Getting back to the EDrive system, let's again look at the first-order economics. Making the most favorable assumptions based on their data, i.e., that you drive about 50 miles per battery charge, and you keep your speed to 65mph or less, you will double your mileage yet again, to 100 MPG! Assuming (as they do) that it costs about $1 to charge the battery to accomplish this, you are now talking about $8 a week for gas, plus maybe $6 a week for electricity. Thus the economics for this addition to hybrid technology comes to $10,000 for the modification, and a saving of $2 per week, or $500 over five years. Whoops.
I guess this answers the "Do I want to get one" question. With the Prius itself, I could argue "maybe it will cost a little, maybe it will save a little" and get one because I felt like it. With the aftermarket battery pack, the economics are daunting! And that's in the most favorable case. With the Prius itself, you save money on gas for all but extremely short trips. With the battery pack, your driving must be "matched" to its characteristics. If you drive less than a battery charge worth of miles, you're spending a lot of money for batteries you're not using. If you drive more than that, you not only get no additional benefit, but your mileage is decreased by the extra 180lbs the pack weighs*. In order to benefit economically from the EDrive system, electricity costs will have to remain as they are, gas will have to increase more than dramatically, and you will have to drive about 50 miles per charge without speeding.
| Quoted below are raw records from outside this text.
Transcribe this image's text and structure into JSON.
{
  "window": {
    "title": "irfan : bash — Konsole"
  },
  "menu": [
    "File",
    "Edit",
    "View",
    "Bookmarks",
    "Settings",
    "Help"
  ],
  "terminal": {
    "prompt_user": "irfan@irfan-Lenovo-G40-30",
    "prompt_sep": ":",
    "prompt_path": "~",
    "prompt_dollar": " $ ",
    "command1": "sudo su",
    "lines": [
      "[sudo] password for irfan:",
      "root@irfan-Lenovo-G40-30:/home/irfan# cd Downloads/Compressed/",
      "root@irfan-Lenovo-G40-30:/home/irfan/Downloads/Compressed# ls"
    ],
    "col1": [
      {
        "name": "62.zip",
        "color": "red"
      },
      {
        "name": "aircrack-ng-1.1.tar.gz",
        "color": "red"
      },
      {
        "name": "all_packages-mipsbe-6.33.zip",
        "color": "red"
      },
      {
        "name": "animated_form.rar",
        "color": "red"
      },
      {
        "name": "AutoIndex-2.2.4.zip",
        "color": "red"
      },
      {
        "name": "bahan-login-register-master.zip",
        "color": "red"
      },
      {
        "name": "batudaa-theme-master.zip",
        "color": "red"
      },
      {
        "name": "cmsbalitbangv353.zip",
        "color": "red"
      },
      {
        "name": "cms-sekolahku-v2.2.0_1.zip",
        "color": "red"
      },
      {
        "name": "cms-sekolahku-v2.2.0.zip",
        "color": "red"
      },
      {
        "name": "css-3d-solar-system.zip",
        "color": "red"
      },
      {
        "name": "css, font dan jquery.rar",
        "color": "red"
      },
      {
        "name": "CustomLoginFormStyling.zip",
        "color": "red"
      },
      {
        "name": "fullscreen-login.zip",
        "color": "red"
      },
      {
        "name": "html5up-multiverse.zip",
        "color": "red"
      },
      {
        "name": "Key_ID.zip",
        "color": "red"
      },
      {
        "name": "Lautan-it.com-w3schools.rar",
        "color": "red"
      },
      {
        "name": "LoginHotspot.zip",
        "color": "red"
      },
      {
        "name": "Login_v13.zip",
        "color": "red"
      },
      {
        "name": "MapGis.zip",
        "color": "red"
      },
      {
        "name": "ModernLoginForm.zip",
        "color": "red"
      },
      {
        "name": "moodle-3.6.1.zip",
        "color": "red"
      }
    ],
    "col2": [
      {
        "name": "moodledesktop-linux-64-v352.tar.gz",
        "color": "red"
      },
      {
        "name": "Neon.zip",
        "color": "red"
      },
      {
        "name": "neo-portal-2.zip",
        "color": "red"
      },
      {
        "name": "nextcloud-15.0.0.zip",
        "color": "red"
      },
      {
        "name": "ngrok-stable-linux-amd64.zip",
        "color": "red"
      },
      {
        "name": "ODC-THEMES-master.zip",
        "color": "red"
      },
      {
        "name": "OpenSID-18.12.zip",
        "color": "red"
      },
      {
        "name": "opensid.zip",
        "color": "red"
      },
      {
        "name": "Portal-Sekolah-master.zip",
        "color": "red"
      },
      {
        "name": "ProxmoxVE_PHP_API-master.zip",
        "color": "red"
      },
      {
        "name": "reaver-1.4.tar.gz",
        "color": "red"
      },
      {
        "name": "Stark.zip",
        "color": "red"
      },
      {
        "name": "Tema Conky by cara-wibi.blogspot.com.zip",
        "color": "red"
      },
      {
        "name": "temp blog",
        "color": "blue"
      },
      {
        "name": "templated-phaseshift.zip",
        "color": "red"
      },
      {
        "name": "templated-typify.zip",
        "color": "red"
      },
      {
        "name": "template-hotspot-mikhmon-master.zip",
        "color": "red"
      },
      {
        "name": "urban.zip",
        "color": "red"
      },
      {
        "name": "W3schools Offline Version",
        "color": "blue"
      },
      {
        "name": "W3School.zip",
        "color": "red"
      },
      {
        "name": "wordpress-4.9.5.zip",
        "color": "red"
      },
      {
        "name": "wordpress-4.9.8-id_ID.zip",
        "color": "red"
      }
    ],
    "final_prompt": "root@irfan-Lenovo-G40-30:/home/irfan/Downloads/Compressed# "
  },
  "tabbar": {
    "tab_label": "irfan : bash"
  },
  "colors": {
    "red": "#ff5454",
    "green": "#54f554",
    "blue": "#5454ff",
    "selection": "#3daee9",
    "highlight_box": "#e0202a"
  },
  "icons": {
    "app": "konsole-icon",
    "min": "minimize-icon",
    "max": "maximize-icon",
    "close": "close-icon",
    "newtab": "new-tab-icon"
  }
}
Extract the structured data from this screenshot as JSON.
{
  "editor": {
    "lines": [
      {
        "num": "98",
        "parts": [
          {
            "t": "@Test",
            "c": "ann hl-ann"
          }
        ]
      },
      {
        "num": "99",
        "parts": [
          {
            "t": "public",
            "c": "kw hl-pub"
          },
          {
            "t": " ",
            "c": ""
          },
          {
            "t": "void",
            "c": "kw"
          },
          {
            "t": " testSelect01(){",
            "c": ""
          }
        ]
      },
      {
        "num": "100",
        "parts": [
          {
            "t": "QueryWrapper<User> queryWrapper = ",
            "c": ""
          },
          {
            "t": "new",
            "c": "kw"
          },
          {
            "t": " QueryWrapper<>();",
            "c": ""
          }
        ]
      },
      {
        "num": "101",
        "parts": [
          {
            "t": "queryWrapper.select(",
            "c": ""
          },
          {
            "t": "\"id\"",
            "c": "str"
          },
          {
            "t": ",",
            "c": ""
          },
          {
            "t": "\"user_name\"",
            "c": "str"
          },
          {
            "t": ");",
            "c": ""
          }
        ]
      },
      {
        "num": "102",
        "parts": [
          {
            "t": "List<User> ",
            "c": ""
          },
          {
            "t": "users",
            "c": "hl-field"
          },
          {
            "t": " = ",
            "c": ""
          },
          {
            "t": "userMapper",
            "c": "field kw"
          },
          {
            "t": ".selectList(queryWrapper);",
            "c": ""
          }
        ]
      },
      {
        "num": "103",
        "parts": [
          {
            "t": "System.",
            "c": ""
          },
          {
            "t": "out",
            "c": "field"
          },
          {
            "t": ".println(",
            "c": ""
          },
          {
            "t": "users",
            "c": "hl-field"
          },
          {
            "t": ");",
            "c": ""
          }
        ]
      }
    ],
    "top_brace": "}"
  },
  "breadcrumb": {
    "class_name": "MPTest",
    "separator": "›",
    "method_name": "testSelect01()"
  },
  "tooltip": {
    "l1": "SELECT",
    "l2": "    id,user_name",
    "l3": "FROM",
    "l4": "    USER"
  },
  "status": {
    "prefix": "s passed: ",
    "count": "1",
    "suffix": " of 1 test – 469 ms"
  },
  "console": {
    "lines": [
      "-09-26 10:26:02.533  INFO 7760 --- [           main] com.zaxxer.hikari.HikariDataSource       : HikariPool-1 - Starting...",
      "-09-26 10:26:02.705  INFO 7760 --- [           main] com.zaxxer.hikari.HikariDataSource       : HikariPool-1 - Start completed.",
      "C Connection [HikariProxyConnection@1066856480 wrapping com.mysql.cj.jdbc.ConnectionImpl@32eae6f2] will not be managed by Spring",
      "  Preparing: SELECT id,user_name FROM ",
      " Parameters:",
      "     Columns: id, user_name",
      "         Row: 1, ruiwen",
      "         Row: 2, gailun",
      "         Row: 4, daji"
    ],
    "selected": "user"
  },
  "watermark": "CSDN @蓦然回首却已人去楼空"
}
So is EDrive being stupid? Why would anyone bring out a product that can't possibly be justified economically and seemingly doesn't make much sense even if they give it away? Maybe they're not. First, gas could increase dramatically, and electricity could remain as it is. But instead of focusing on the price, focus on what they're offering. Essentially EDrive is offering an improvement to the Prius hybrid drive. Are improvements possible? Hell yes! I could save a few MPG if I could tinker with the computer program. If the Prius battery had modestly more capacity and were used more aggressively, both achievable with some additional R&D, the car could eke out better mileage. Adding battery capacity, especially for commuting, is a great idea! And EDrive is doing it. So why the dreadful economics?
The last is likely to resolve itself, but that's by no means certain. For example, if hybrids were much more popular, not only would we not need imported oil, everyone would be able to afford the gas for an SUV. (Economics has feedback loops, too.)
The first will resolve itself, too. Stored energy is critical to our continued existence. We'll get there, slowly but surely.
Meanwhile, if EDrive could consider an intermediate solution, e.g. half the weight, half the range (recharge the batteries at work and at home!), and — somehow — 1/4 the price, they might be close to selling some on an economic basis in addition to the handful that will go to the four-pen nerds* and coal magnates.
**I understand that the weight of the battery pack will be decreased by 100 pounds in the next iteration. That pretty much eliminates the argument for decreased mileage beyond the battery charge range.
*I'm a three-pen nerd. I dream of my next promotion!